Problem
Return each line of the listing that follows in which the string "path" can be found.
'''
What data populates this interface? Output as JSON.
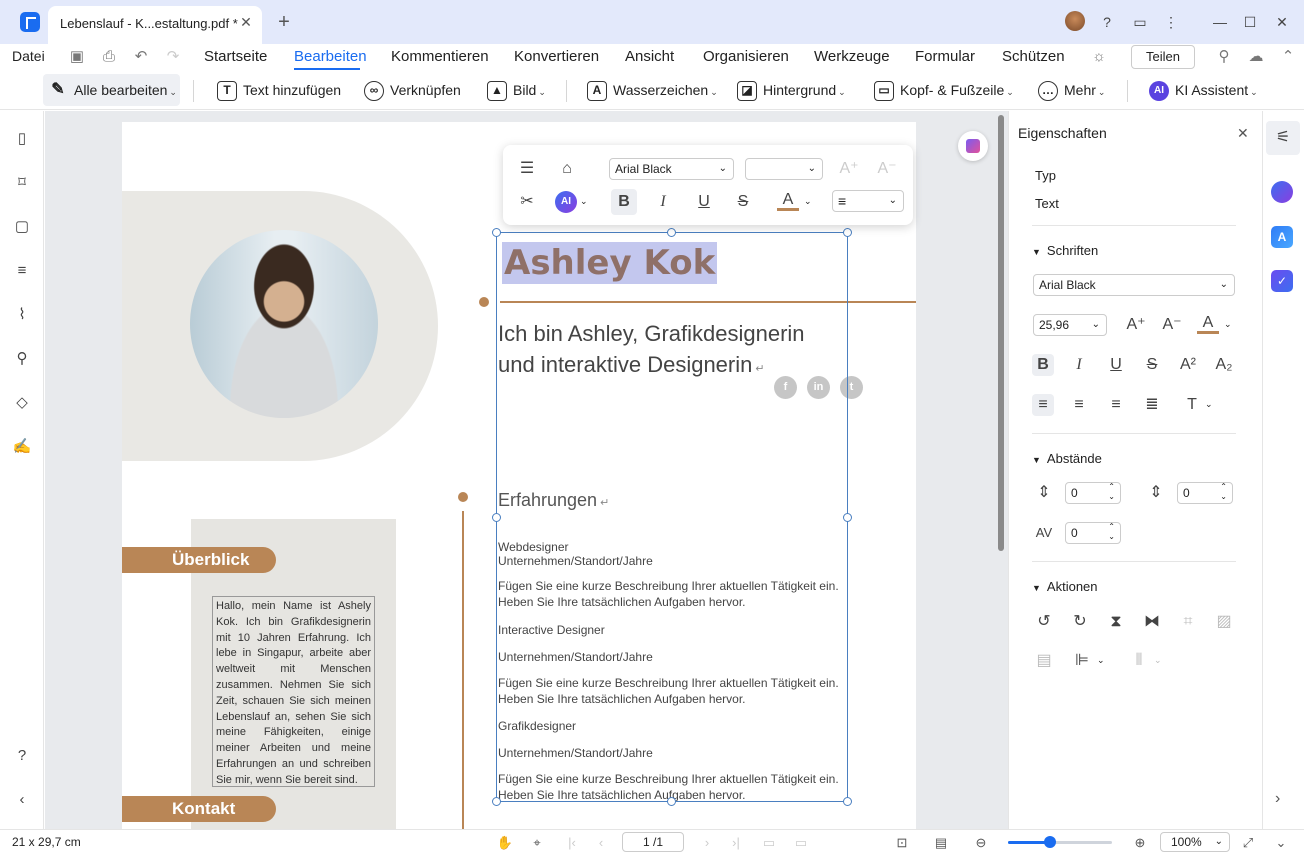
{
  "window": {
    "tab_title": "Lebenslauf - K...estaltung.pdf *",
    "close": "✕",
    "new_tab": "+"
  },
  "menubar": {
    "datei": "Datei",
    "items": [
      "Startseite",
      "Bearbeiten",
      "Kommentieren",
      "Konvertieren",
      "Ansicht",
      "Organisieren",
      "Werkzeuge",
      "Formular",
      "Schützen"
    ],
    "active": "Bearbeiten",
    "share": "Teilen"
  },
  "toolbar": {
    "alle": "Alle bearbeiten",
    "text": "Text hinzufügen",
    "link": "Verknüpfen",
    "bild": "Bild",
    "wasser": "Wasserzeichen",
    "hinter": "Hintergrund",
    "kopf": "Kopf- & Fußzeile",
    "mehr": "Mehr",
    "ki": "KI Assistent",
    "ki_badge": "AI"
  },
  "document": {
    "name": "Ashley Kok",
    "tagline": "Ich bin Ashley, Grafikdesignerin und interaktive Designerin",
    "ueberblick": "Überblick",
    "kontakt": "Kontakt",
    "intro": "Hallo, mein Name ist Ashely Kok. Ich bin Grafikdesignerin mit 10 Jahren Erfahrung. Ich lebe in Singapur, arbeite aber weltweit mit Menschen zusammen. Nehmen Sie sich Zeit, schauen Sie sich meinen Lebenslauf an, sehen Sie sich meine Fähigkeiten, einige meiner Arbeiten und meine Erfahrungen an und schreiben Sie mir, wenn Sie bereit sind.",
    "erfahrungen": "Erfahrungen",
    "jobs": [
      {
        "title": "Webdesigner",
        "company": "Unternehmen/Standort/Jahre",
        "desc1": "Fügen Sie eine kurze Beschreibung Ihrer aktuellen Tätigkeit ein.",
        "desc2": "Heben Sie Ihre tatsächlichen Aufgaben hervor."
      },
      {
        "title": "Interactive Designer",
        "company": "Unternehmen/Standort/Jahre",
        "desc1": "Fügen Sie eine kurze Beschreibung Ihrer aktuellen Tätigkeit ein.",
        "desc2": "Heben Sie Ihre tatsächlichen Aufgaben hervor."
      },
      {
        "title": "Grafikdesigner",
        "company": "Unternehmen/Standort/Jahre",
        "desc1": "Fügen Sie eine kurze Beschreibung Ihrer aktuellen Tätigkeit ein.",
        "desc2": "Heben Sie Ihre tatsächlichen Aufgaben hervor."
      }
    ],
    "social": [
      "f",
      "in",
      "t"
    ],
    "para_mark": "↵"
  },
  "float_toolbar": {
    "font": "Arial Black",
    "size": "",
    "ai": "AI"
  },
  "properties": {
    "title": "Eigenschaften",
    "typ_label": "Typ",
    "typ_value": "Text",
    "schriften": "Schriften",
    "font": "Arial Black",
    "size": "25,96",
    "abstaende": "Abstände",
    "line_spacing": "0",
    "para_spacing": "0",
    "char_spacing": "0",
    "aktionen": "Aktionen"
  },
  "status": {
    "page_size": "21 x 29,7 cm",
    "page": "1 /1",
    "zoom": "100%",
    "zoom_level": 0.4
  },
  "colors": {
    "accent": "#1a6cf0",
    "brand_brown": "#b98656",
    "selection": "#c3c7ee"
  }
}
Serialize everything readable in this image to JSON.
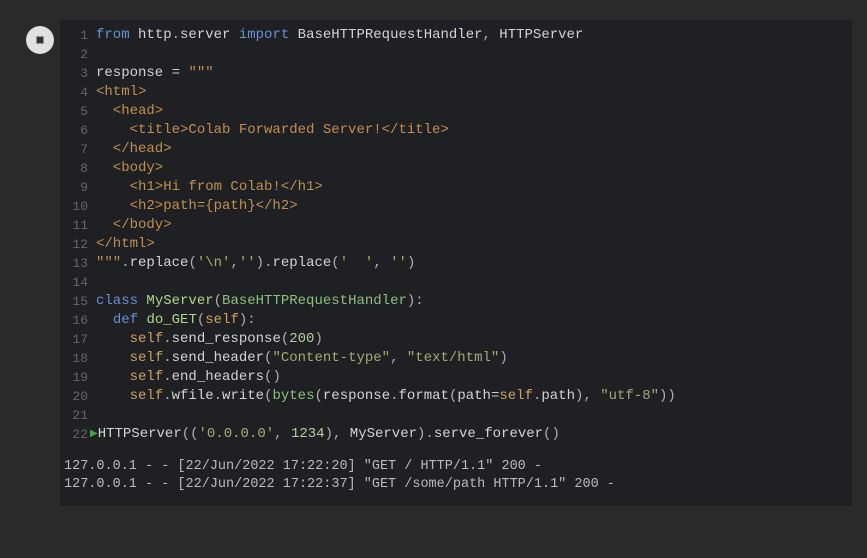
{
  "cell": {
    "running": true,
    "execution_arrow_line": 22,
    "lines": [
      {
        "n": 1,
        "tokens": [
          [
            "kw",
            "from"
          ],
          [
            "plain",
            " http"
          ],
          [
            "pun",
            "."
          ],
          [
            "plain",
            "server "
          ],
          [
            "kw",
            "import"
          ],
          [
            "plain",
            " BaseHTTPRequestHandler"
          ],
          [
            "pun",
            ","
          ],
          [
            "plain",
            " HTTPServer"
          ]
        ]
      },
      {
        "n": 2,
        "tokens": []
      },
      {
        "n": 3,
        "tokens": [
          [
            "plain",
            "response "
          ],
          [
            "op",
            "="
          ],
          [
            "plain",
            " "
          ],
          [
            "str",
            "\"\"\""
          ]
        ]
      },
      {
        "n": 4,
        "tokens": [
          [
            "str",
            "<html>"
          ]
        ]
      },
      {
        "n": 5,
        "tokens": [
          [
            "str",
            "  <head>"
          ]
        ]
      },
      {
        "n": 6,
        "tokens": [
          [
            "str",
            "    <title>Colab Forwarded Server!</title>"
          ]
        ]
      },
      {
        "n": 7,
        "tokens": [
          [
            "str",
            "  </head>"
          ]
        ]
      },
      {
        "n": 8,
        "tokens": [
          [
            "str",
            "  <body>"
          ]
        ]
      },
      {
        "n": 9,
        "tokens": [
          [
            "str",
            "    <h1>Hi from Colab!</h1>"
          ]
        ]
      },
      {
        "n": 10,
        "tokens": [
          [
            "str",
            "    <h2>path={path}</h2>"
          ]
        ]
      },
      {
        "n": 11,
        "tokens": [
          [
            "str",
            "  </body>"
          ]
        ]
      },
      {
        "n": 12,
        "tokens": [
          [
            "str",
            "</html>"
          ]
        ]
      },
      {
        "n": 13,
        "tokens": [
          [
            "str",
            "\"\"\""
          ],
          [
            "pun",
            "."
          ],
          [
            "plain",
            "replace"
          ],
          [
            "pun",
            "("
          ],
          [
            "strlit",
            "'\\n'"
          ],
          [
            "pun",
            ","
          ],
          [
            "strlit",
            "''"
          ],
          [
            "pun",
            ")"
          ],
          [
            "pun",
            "."
          ],
          [
            "plain",
            "replace"
          ],
          [
            "pun",
            "("
          ],
          [
            "strlit",
            "'  '"
          ],
          [
            "pun",
            ","
          ],
          [
            "plain",
            " "
          ],
          [
            "strlit",
            "''"
          ],
          [
            "pun",
            ")"
          ]
        ]
      },
      {
        "n": 14,
        "tokens": []
      },
      {
        "n": 15,
        "tokens": [
          [
            "kw",
            "class"
          ],
          [
            "plain",
            " "
          ],
          [
            "fn",
            "MyServer"
          ],
          [
            "pun",
            "("
          ],
          [
            "cls",
            "BaseHTTPRequestHandler"
          ],
          [
            "pun",
            ")"
          ],
          [
            "pun",
            ":"
          ]
        ]
      },
      {
        "n": 16,
        "tokens": [
          [
            "plain",
            "  "
          ],
          [
            "kw",
            "def"
          ],
          [
            "plain",
            " "
          ],
          [
            "fn",
            "do_GET"
          ],
          [
            "pun",
            "("
          ],
          [
            "self",
            "self"
          ],
          [
            "pun",
            ")"
          ],
          [
            "pun",
            ":"
          ]
        ]
      },
      {
        "n": 17,
        "tokens": [
          [
            "plain",
            "    "
          ],
          [
            "self",
            "self"
          ],
          [
            "pun",
            "."
          ],
          [
            "plain",
            "send_response"
          ],
          [
            "pun",
            "("
          ],
          [
            "num",
            "200"
          ],
          [
            "pun",
            ")"
          ]
        ]
      },
      {
        "n": 18,
        "tokens": [
          [
            "plain",
            "    "
          ],
          [
            "self",
            "self"
          ],
          [
            "pun",
            "."
          ],
          [
            "plain",
            "send_header"
          ],
          [
            "pun",
            "("
          ],
          [
            "strlit",
            "\"Content-type\""
          ],
          [
            "pun",
            ","
          ],
          [
            "plain",
            " "
          ],
          [
            "strlit",
            "\"text/html\""
          ],
          [
            "pun",
            ")"
          ]
        ]
      },
      {
        "n": 19,
        "tokens": [
          [
            "plain",
            "    "
          ],
          [
            "self",
            "self"
          ],
          [
            "pun",
            "."
          ],
          [
            "plain",
            "end_headers"
          ],
          [
            "pun",
            "("
          ],
          [
            "pun",
            ")"
          ]
        ]
      },
      {
        "n": 20,
        "tokens": [
          [
            "plain",
            "    "
          ],
          [
            "self",
            "self"
          ],
          [
            "pun",
            "."
          ],
          [
            "plain",
            "wfile"
          ],
          [
            "pun",
            "."
          ],
          [
            "plain",
            "write"
          ],
          [
            "pun",
            "("
          ],
          [
            "builtin",
            "bytes"
          ],
          [
            "pun",
            "("
          ],
          [
            "plain",
            "response"
          ],
          [
            "pun",
            "."
          ],
          [
            "plain",
            "format"
          ],
          [
            "pun",
            "("
          ],
          [
            "plain",
            "path"
          ],
          [
            "op",
            "="
          ],
          [
            "self",
            "self"
          ],
          [
            "pun",
            "."
          ],
          [
            "plain",
            "path"
          ],
          [
            "pun",
            ")"
          ],
          [
            "pun",
            ","
          ],
          [
            "plain",
            " "
          ],
          [
            "strlit",
            "\"utf-8\""
          ],
          [
            "pun",
            ")"
          ],
          [
            "pun",
            ")"
          ]
        ]
      },
      {
        "n": 21,
        "tokens": []
      },
      {
        "n": 22,
        "tokens": [
          [
            "plain",
            "HTTPServer"
          ],
          [
            "pun",
            "("
          ],
          [
            "pun",
            "("
          ],
          [
            "strlit",
            "'0.0.0.0'"
          ],
          [
            "pun",
            ","
          ],
          [
            "plain",
            " "
          ],
          [
            "num",
            "1234"
          ],
          [
            "pun",
            ")"
          ],
          [
            "pun",
            ","
          ],
          [
            "plain",
            " MyServer"
          ],
          [
            "pun",
            ")"
          ],
          [
            "pun",
            "."
          ],
          [
            "plain",
            "serve_forever"
          ],
          [
            "pun",
            "("
          ],
          [
            "pun",
            ")"
          ]
        ]
      }
    ]
  },
  "output": [
    "127.0.0.1 - - [22/Jun/2022 17:22:20] \"GET / HTTP/1.1\" 200 -",
    "127.0.0.1 - - [22/Jun/2022 17:22:37] \"GET /some/path HTTP/1.1\" 200 -"
  ]
}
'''
Your response
            "    <h2>path={path}</h2>"
            "path"
            "path"
    "127.0.0.1 - - [22/Jun/2022 17:22:37] \"GET /some/path HTTP/1.1\" 200 -"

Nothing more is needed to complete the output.